The end of the financial year is the cue for most of us to look at our financial position heading into tax time. Hopefully you’ve made progress towards your goals. But if you find that your expenses are trending higher than you’d like or—shock, horror!—higher than your income, this could be the perfect time for a fiscal makeover.
This year as you look back on what you have (or have not) achieved, why not also look ahead to where you want to be and how you plan to get there. The starting point is gathering up as much information as possible, beginning with the household budget.
You can’t set realistic financial goals and savings targets without knowing how much money you have at your disposal. If you don’t already track your income and spending, then take an annual snapshot as you go through your records to prepare your annual tax return.
Deduct your total spending from total income and what’s left is what you have to work with (see box at the end of this article). Any surplus could be used to kick start a regular savings plan. If you discover a budget black hole, use the information you’ve gathered to identify areas where you are overspending and could cut back.
Did you manage to save anything this year or are you are constantly counting on this month’s income to pay last month’s bills? Do you spend first and hope to save what’s left?
Instead of making saving an afterthought, why not pay yourself first and allocate a percentage of your income to a regular savings plan. Setting up a weekly or monthly direct debit will remove temptation and encourage you to live within your means.
If you have a mortgage this is likely to be your biggest monthly expense so it’s a good idea to check your progress at least once a year. Why not use some of the savings you’ve identified and increase your repayments to save interest? If your mortgage has a redraw facility you could use this to create a cash buffer for emergencies.
While you’re at it, go to an online financial comparison site such as Canstar, RateCity or Mozo and compare interest rates. If your rate is no longer competitive ring your lender to negotiate a better deal and consider switching loans if they won’t budge. Just beware of any exit fees.

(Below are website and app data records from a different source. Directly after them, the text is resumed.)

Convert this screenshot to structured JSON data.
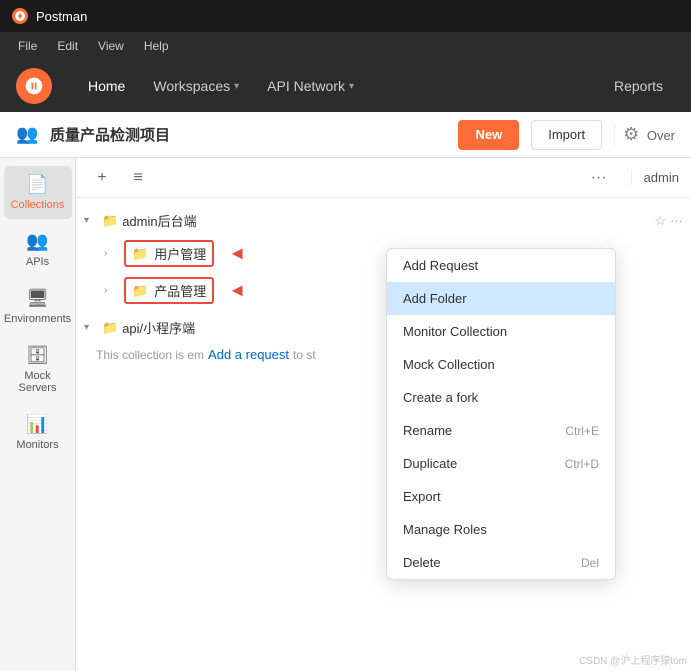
{
  "titlebar": {
    "logo_alt": "postman-logo",
    "app_name": "Postman"
  },
  "menubar": {
    "items": [
      "File",
      "Edit",
      "View",
      "Help"
    ]
  },
  "header": {
    "logo_alt": "postman-icon",
    "nav_items": [
      {
        "label": "Home",
        "has_chevron": false
      },
      {
        "label": "Workspaces",
        "has_chevron": true
      },
      {
        "label": "API Network",
        "has_chevron": true
      }
    ],
    "reports_label": "Reports"
  },
  "workspace_bar": {
    "title": "质量产品检测项目",
    "btn_new": "New",
    "btn_import": "Import",
    "over_label": "Over"
  },
  "sidebar": {
    "items": [
      {
        "label": "Collections",
        "icon": "📄"
      },
      {
        "label": "APIs",
        "icon": "👥"
      },
      {
        "label": "Environments",
        "icon": "🖥"
      },
      {
        "label": "Mock Servers",
        "icon": "🗄"
      },
      {
        "label": "Monitors",
        "icon": "📊"
      }
    ]
  },
  "toolbar": {
    "add_icon": "+",
    "filter_icon": "≡",
    "dots_icon": "···"
  },
  "tree": {
    "collection1": {
      "name": "admin后台端",
      "folders": [
        {
          "name": "用户管理",
          "has_box": true
        },
        {
          "name": "产品管理",
          "has_box": true
        }
      ]
    },
    "collection2": {
      "name": "api/小程序端",
      "description": "This collection is em",
      "add_request": "Add a request"
    }
  },
  "context_menu": {
    "items": [
      {
        "label": "Add Request",
        "shortcut": "",
        "highlighted": false
      },
      {
        "label": "Add Folder",
        "shortcut": "",
        "highlighted": true
      },
      {
        "label": "Monitor Collection",
        "shortcut": "",
        "highlighted": false
      },
      {
        "label": "Mock Collection",
        "shortcut": "",
        "highlighted": false
      },
      {
        "label": "Create a fork",
        "shortcut": "",
        "highlighted": false
      },
      {
        "label": "Rename",
        "shortcut": "Ctrl+E",
        "highlighted": false
      },
      {
        "label": "Duplicate",
        "shortcut": "Ctrl+D",
        "highlighted": false
      },
      {
        "label": "Export",
        "shortcut": "",
        "highlighted": false
      },
      {
        "label": "Manage Roles",
        "shortcut": "",
        "highlighted": false
      },
      {
        "label": "Delete",
        "shortcut": "Del",
        "highlighted": false
      }
    ]
  },
  "admin_label": "admin"
}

Your home loan is not the only expense worth haggling over. These days if you want to get the best deal on your electricity, phone, internet or insurance the onus is on you to ask. Before you do, ensure you understand what your current plan/policy covers and research what’s on offer elsewhere.

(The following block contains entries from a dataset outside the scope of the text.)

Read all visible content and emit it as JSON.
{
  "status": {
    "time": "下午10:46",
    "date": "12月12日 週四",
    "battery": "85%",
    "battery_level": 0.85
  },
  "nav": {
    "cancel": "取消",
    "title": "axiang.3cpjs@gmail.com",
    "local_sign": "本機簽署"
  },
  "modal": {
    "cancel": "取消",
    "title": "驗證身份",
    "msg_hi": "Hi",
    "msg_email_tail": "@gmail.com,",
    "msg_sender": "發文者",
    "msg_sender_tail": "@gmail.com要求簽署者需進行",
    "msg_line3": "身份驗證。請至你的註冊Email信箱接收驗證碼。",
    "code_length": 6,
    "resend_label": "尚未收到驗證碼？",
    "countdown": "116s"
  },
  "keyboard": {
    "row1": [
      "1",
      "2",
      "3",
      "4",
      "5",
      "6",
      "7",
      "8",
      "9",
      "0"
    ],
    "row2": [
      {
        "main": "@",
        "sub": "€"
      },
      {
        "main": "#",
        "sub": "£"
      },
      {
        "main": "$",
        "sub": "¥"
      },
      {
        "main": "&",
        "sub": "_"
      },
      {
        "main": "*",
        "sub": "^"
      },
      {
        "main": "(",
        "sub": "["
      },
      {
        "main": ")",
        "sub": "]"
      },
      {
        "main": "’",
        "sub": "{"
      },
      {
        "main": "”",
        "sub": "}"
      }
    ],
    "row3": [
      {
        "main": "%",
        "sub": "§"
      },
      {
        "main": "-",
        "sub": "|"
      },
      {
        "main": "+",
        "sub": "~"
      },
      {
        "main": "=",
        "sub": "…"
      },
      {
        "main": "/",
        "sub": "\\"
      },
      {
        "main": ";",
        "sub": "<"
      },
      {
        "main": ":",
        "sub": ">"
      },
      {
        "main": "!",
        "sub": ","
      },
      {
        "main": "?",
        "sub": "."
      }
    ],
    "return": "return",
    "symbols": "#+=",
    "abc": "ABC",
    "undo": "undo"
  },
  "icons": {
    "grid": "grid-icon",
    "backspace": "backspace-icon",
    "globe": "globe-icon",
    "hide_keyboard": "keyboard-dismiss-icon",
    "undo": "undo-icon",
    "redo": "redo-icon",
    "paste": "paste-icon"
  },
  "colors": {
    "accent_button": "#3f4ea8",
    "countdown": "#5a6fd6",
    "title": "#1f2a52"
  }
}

Make a practice of doing this once a year, when your plan or policy is due for renewal. The savings can be substantial and can be put to much better use reducing debt or growing your wealth.
Do you know how much you have in super and how it’s invested? When you retire superannuation is likely to be your biggest asset outside the family home, yet almost one in four Australians don’t know which risk profile their super is invested in.i Not only can this cost you thousands of dollars in retirement savings, it takes only minutes to correct.

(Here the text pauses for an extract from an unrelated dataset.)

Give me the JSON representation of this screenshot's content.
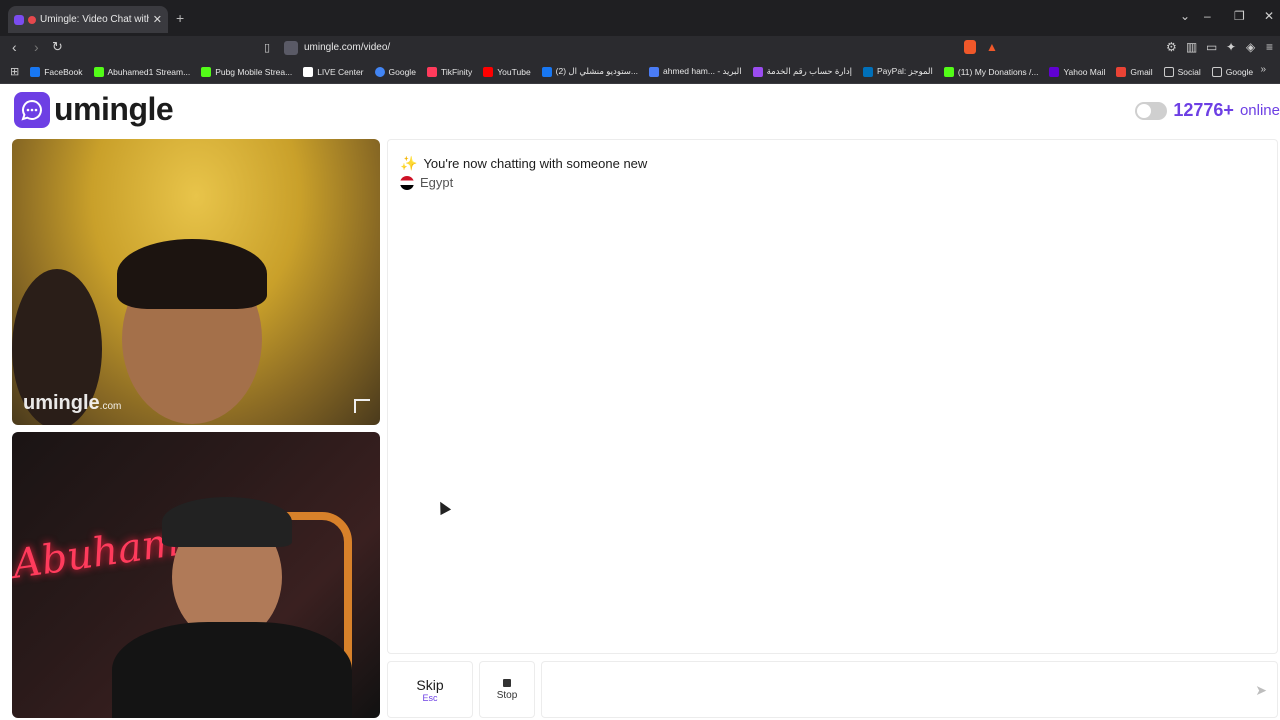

Go to your fund’s website or call the helpline to ask for your current balance and which risk profile your money is invested in. As an example, a 25-year-old woman on $80,000 in a conservative option until she’s 70 could improve her retirement balance by $294,000 if she switched to a risk profile more in keeping with her age and circumstances.i
Reaching your life and financial goals is not just about growing your wealth but protecting it against loss.
It’s important to review your insurance policies annually—or as your circumstances change—to make sure you and your family have adequate cover. Insurance can be a significant cost for families, but the income it provides when accidents or illness strike is worth every cent.
They say knowledge is power and this is certainly true where your personal finances are involved. So why not go beyond the usual search for last-minute tax deductions this June to do a thorough review of your current position. If you would like us to help you make the most of the year ahead, give us a call.
You don’t have to be a financial whizz to draw up a budget these days. There are plenty of online budget tools and apps, many of them free like ASIC’s MoneySmart budget calculator. Or you could use old school pen and paper. Either way, the process is the same.
Add all sources of after-tax income from employment, investments and that spare room you rent out on Airbnb.
Next, look at your spending. Dig out receipts for fixed expenditure including mortgage or rent, rates, electricity, gas, insurance premiums, phone and internet. Add spending on food, clothes, health, education, cars, transport, charities and the fun stuff like eating out, entertainment and holidays. Also include any personal after-tax super contributions and regular savings.
Finally, deduct total spending from total income to see how you’re tracking.
i MLC Wealth Sentiment Survey, 5 April 2018,